In a letter to MPs seen by GPonline, Bedfordshire and Hertfordshire LMC said that GP surgeries were fielding ‘hundreds of calls’ from patients about COVID-19 vaccination appointments - leaving patients calling for other reasons struggling to get through.
Confusion among patients offered vaccinations at more than one location has resulted in some cancelling vaccine appointments or simply not turning up - wasting hours of time spent by practice teams booking in patients, GPs have warned.
GPs also said the speed of vaccine rollout at GP-led local vaccination sites had been ‘severely restricted’ by the decision to direct some supplies to the larger mass vaccination centres - with local teams at times ‘sitting idle’ because vaccine deliveries had dried up.
Local GP leaders have called for operational planning and communication to be managed in a ‘coherent and constructive way’ to ensure that patients are not put at risk and NHS resources are not wasted.
In a letter to South West Hertfordshire MP Gagan Mohindra, LMC representatives said: ‘As a result of the confusion caused by the creation of these new vaccination centres without adequate communication, practices are experiencing an avalanche of contacts with their patients, the vast majority of whom are elderly and vulnerable.
‘Practices [are] receiving hundreds of calls from concerned patients who are unsure if the new centre will affect where they get their first or second dose of vaccine. Patients [also think] that their GP is no longer delivering vaccination now that the mass site has opened and so cancelling their appointment or just not turning up.’
They added: ‘All of these examples ultimately result in a significant amount of GP and administrative time being consumed which could otherwise be focused on direct patient care.

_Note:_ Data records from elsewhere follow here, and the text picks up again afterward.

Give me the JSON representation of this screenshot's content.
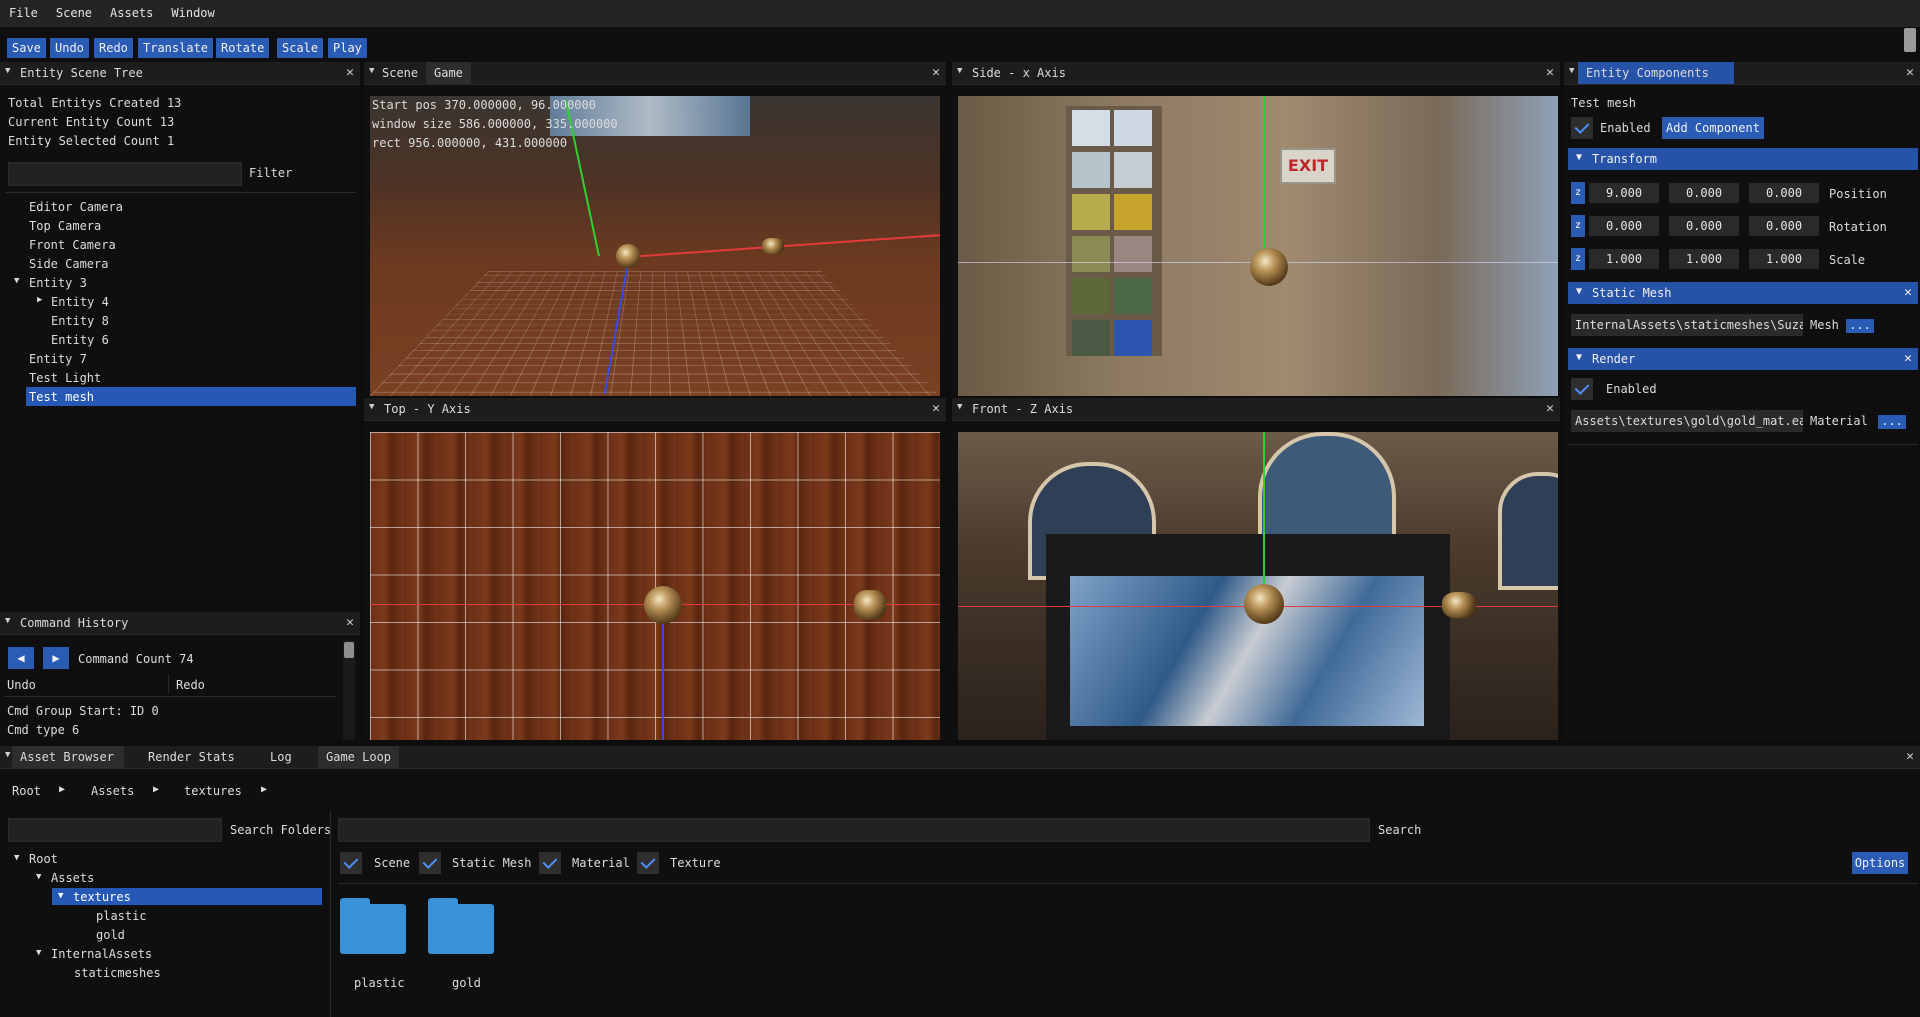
{
  "menu": [
    "File",
    "Scene",
    "Assets",
    "Window"
  ],
  "toolbar": [
    "Save",
    "Undo",
    "Redo",
    "Translate",
    "Rotate",
    "Scale",
    "Play"
  ],
  "scene_tree": {
    "title": "Entity Scene Tree",
    "stats": [
      "Total Entitys Created 13",
      "Current Entity Count 13",
      "Entity Selected Count 1"
    ],
    "filter_label": "Filter",
    "items": [
      "Editor Camera",
      "Top Camera",
      "Front Camera",
      "Side Camera",
      "Entity 3",
      "Entity 4",
      "Entity 8",
      "Entity 6",
      "Entity 7",
      "Test Light",
      "Test mesh"
    ]
  },
  "command_history": {
    "title": "Command History",
    "count": "Command Count 74",
    "undo": "Undo",
    "redo": "Redo",
    "lines": [
      "Cmd Group Start: ID 0",
      "Cmd type 6"
    ]
  },
  "viewports": {
    "scene_tab": "Scene",
    "game_tab": "Game",
    "scene_info": [
      "Start pos 370.000000, 96.000000",
      "window size 586.000000, 335.000000",
      "rect 956.000000, 431.000000"
    ],
    "side": "Side - x Axis",
    "top": "Top - Y Axis",
    "front": "Front - Z Axis",
    "exit_sign": "EXIT"
  },
  "components": {
    "title": "Entity Components",
    "entity_name": "Test mesh",
    "enabled": "Enabled",
    "add_component": "Add Component",
    "transform": "Transform",
    "rows": [
      {
        "z": "z",
        "v": [
          "9.000",
          "0.000",
          "0.000"
        ],
        "label": "Position"
      },
      {
        "z": "z",
        "v": [
          "0.000",
          "0.000",
          "0.000"
        ],
        "label": "Rotation"
      },
      {
        "z": "z",
        "v": [
          "1.000",
          "1.000",
          "1.000"
        ],
        "label": "Scale"
      }
    ],
    "static_mesh": "Static Mesh",
    "mesh_path": "InternalAssets\\staticmeshes\\Suzar",
    "mesh_label": "Mesh",
    "dots": "...",
    "render": "Render",
    "render_enabled": "Enabled",
    "material_path": "Assets\\textures\\gold\\gold_mat.ea:",
    "material_label": "Material"
  },
  "asset_browser": {
    "tabs": [
      "Asset Browser",
      "Render Stats",
      "Log",
      "Game Loop"
    ],
    "breadcrumb": [
      "Root",
      "Assets",
      "textures"
    ],
    "search_folders": "Search Folders",
    "search": "Search",
    "filters": [
      "Scene",
      "Static Mesh",
      "Material",
      "Texture"
    ],
    "options": "Options",
    "tree": [
      "Root",
      "Assets",
      "textures",
      "plastic",
      "gold",
      "InternalAssets",
      "staticmeshes"
    ],
    "folders": [
      "plastic",
      "gold"
    ]
  },
  "colors": {
    "accent": "#2a5cb6",
    "selection": "#2659b5",
    "check": "#4f8ff7",
    "folder": "#3a91d8"
  }
}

GP practices under pressure
‘Practice phone lines [are] becoming blocked, which prevents other patients who need to contact the practice for health reasons from being able to get through. This results in delays in the delivery of care and has a knock-on effect on the wider health care system.’
The LMC also questioned the decision to create vaccination sites at community pharmacies in Watford despite a number of options already available in the area. It said it was not clear where the need for additional capacity had been identified.
'With the available vaccine being diverted to the new mass vaccination and pharmacy sites it means that the supply of vaccine to the PCN sites has been severely restricted, often at very short notice. This lack of supply means that the PCN site infrastructure is often left sitting idle, while a new vaccination centre is established down the road, duplicating resources, and causing confusion to patients.'
GP leaders added that practice teams had only heard about the opening of mass vaccination centres via social media, national news or patients, which was unhelpful to their operations. They said: ‘This lack of communication and transparency about local plans shows a deep disrespect for the GP providers, and has caused huge confusion for patients and staff alike.'
GP-led vaccination sites in England were recently offered an additional £10 for administering the COVID-19 vaccine to housebound patients in a bid to ensure greater access for the most vulnerable. Close to 11m people in England and 12.6m UK-wide had received a first dose of COVID-19 vaccine by the end of 8 February.
GPonline reported in January that primary care network (PCN) leaders were concerned about the rapid launch of mass vaccination centres, fearing they would lead to confusion for patients and primary care staff.